=== Extracted entries ===

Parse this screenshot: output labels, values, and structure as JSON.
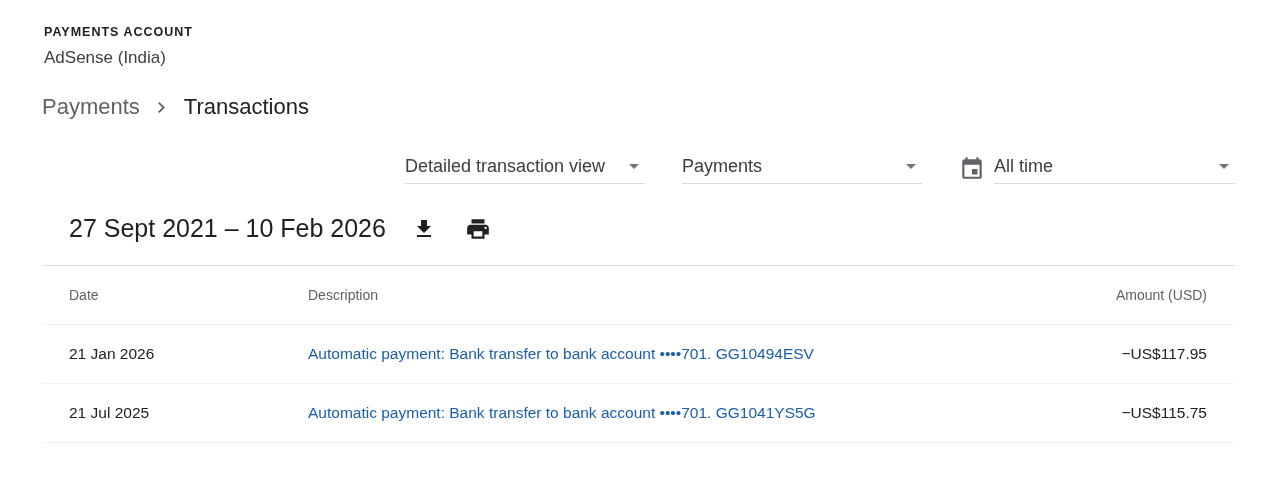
{
  "account": {
    "label": "PAYMENTS ACCOUNT",
    "name": "AdSense (India)"
  },
  "breadcrumb": [
    {
      "label": "Payments",
      "current": false
    },
    {
      "label": "Transactions",
      "current": true
    }
  ],
  "filters": [
    {
      "kind": "select",
      "value": "Detailed transaction view"
    },
    {
      "kind": "select",
      "value": "Payments"
    },
    {
      "kind": "date",
      "value": "All time"
    }
  ],
  "period": {
    "title": "27 Sept 2021 – 10 Feb 2026"
  },
  "table": {
    "columns": [
      "Date",
      "Description",
      "Amount (USD)"
    ],
    "rows": [
      {
        "date": "21 Jan 2026",
        "description": "Automatic payment: Bank transfer to bank account ••••701. GG10494ESV",
        "amount": "−US$117.95"
      },
      {
        "date": "21 Jul 2025",
        "description": "Automatic payment: Bank transfer to bank account ••••701. GG1041YS5G",
        "amount": "−US$115.75"
      }
    ]
  }
}
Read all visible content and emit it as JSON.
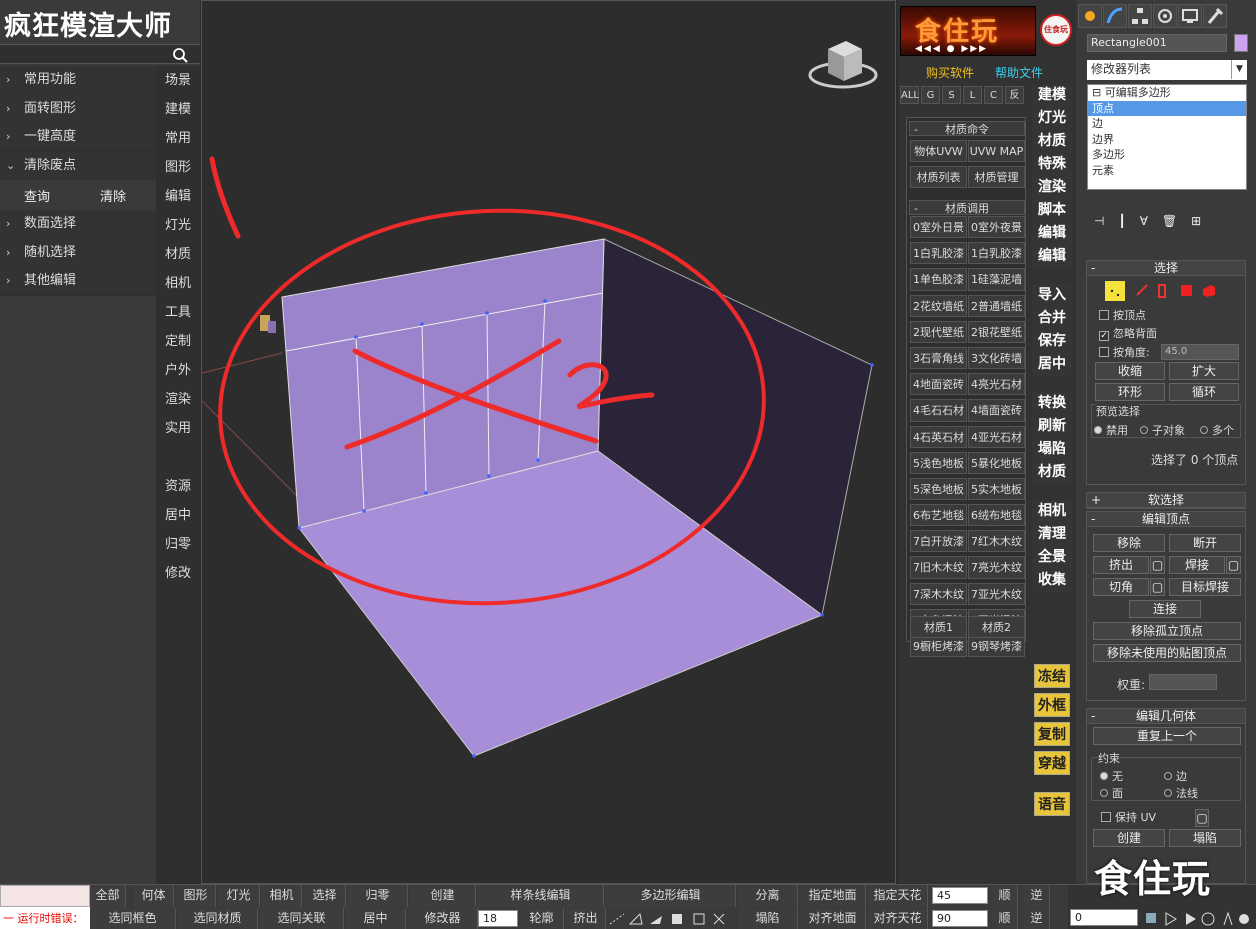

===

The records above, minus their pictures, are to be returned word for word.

--- Solved exercise ---
Parse this screenshot: output labels, values, and structure as JSON.
{
  "account": {
    "label": "PAYMENTS ACCOUNT",
    "name": "AdSense (India)"
  },
  "breadcrumb": [
    {
      "label": "Payments",
      "current": false
    },
    {
      "label": "Transactions",
      "current": true
    }
  ],
  "filters": [
    {
      "kind": "select",
      "value": "Detailed transaction view"
    },
    {
      "kind": "select",
      "value": "Payments"
    },
    {
      "kind": "date",
      "value": "All time"
    }
  ],
  "period": {
    "title": "27 Sept 2021 – 10 Feb 2026"
  },
  "table": {
    "columns": [
      "Date",
      "Description",
      "Amount (USD)"
    ],
    "rows": [
      {
        "date": "21 Jan 2026",
        "description": "Automatic payment: Bank transfer to bank account ••••701. GG10494ESV",
        "amount": "−US$117.95"
      },
      {
        "date": "21 Jul 2025",
        "description": "Automatic payment: Bank transfer to bank account ••••701. GG1041YS5G",
        "amount": "−US$115.75"
      }
    ]
  }
}
Read all visible content and emit it as JSON.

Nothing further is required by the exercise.